The reasoning behind this theory is partly based on common sense. Why is the price of a cup of coffee in a rich part of town so much higher than in a poor area? The answer is that customers in the rich part have more money to spend. But goods and services are always in limited supply, so there will be too much money chasing too few goods, and prices will rise.
This chain of events shows the important relationship between the quantity of money in an economy and the general price level. The quantity theory of money states that a doubling of the supply of money will result in a doubling in the value of transactions or income or expenditure.
They came to recognize that there is a distinct separation between the real side of the economy and the nominal, or money, side. This is why economists focus on real prices—on what quantity of a thing jackets, computers, or time spent working has to be given up in return for another kind of thing, no matter what the nominal price is. Money circulation 25 20 15 10 The abundance of gold and silver… is greater in this kingdom today than it has been in the last years.
If there is an increase in the amount of money in circulation, the bag gets heavier, and the price of goods rises and moves to the right, balancing the scale. Steep price rises in the 15th century led to much hardship among the poor, a rise in vagrancy, and peasant revolts. Transactions is the total value of transactions occurring annually. This equation becomes a theory when we make assumptions about the relationships between the letters, which economists do in three ways.
First, V, the velocity of money, is assumed to be constant, since the way in which we use money is part of habit and custom and does not change much from year to year our washing machine drum spins at a steady rate. This is the key assumption behind the quantity theory of money. Combined with the difference between nominal and real, the quantity theory of money has led to the notion that money is neutral in its effect on the economy. Challenge and restatement But is money really neutral? Few believe that it is neutral in the short run.
The immediate effect of more money in the pocket is for it to be spent on real goods and services. John Maynard Keynes p. Evidence also suggests that money velocity V is not constant. Keynes had other ideas that challenged the quantity theory of money. Keynesian economists argue that these motives are affected less by income or transactions PT in the formula than by interest rates.

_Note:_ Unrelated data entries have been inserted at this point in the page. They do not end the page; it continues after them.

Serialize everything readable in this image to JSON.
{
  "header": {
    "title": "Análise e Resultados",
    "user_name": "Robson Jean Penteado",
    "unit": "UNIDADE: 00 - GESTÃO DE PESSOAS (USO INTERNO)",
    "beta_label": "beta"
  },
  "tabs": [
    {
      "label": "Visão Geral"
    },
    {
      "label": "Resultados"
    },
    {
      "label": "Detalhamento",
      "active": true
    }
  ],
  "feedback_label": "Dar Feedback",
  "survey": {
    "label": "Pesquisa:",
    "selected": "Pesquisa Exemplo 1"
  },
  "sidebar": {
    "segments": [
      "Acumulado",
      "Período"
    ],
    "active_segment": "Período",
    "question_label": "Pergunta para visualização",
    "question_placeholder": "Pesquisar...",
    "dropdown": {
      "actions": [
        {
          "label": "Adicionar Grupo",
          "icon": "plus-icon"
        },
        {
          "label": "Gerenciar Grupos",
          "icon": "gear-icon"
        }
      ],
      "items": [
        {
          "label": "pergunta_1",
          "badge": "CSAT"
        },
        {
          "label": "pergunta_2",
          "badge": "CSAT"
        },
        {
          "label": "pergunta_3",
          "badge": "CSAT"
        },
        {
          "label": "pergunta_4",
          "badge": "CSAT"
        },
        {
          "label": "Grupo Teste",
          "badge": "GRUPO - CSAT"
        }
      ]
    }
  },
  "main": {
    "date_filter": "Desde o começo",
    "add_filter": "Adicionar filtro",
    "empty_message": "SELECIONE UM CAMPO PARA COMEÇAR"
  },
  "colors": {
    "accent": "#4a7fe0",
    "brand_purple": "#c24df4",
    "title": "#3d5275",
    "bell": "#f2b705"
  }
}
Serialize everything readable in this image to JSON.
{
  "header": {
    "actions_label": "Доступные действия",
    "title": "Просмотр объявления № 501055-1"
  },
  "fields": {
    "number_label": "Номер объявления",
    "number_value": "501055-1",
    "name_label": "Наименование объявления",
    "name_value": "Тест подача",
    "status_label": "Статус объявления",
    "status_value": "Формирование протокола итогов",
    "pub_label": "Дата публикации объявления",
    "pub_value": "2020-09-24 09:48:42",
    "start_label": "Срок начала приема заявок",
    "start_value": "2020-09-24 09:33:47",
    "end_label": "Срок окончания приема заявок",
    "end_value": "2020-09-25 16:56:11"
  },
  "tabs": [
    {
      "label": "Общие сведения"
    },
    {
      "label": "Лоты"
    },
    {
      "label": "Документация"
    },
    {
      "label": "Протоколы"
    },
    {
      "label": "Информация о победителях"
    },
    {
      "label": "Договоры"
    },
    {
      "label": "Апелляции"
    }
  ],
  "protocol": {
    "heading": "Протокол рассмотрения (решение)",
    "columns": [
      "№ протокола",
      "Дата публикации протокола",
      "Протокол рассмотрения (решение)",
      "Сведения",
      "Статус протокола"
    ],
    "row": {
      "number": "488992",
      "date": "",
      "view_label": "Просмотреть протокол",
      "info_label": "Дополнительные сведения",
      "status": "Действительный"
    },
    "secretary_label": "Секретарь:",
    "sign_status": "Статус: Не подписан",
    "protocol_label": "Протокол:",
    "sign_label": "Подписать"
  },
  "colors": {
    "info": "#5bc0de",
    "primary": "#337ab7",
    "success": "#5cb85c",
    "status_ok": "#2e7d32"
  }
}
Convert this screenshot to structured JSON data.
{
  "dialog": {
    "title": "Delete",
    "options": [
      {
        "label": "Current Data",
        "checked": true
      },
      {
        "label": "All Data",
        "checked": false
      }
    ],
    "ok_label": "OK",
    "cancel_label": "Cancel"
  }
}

A rise in the interest rate will lead to a rise in the velocity of money.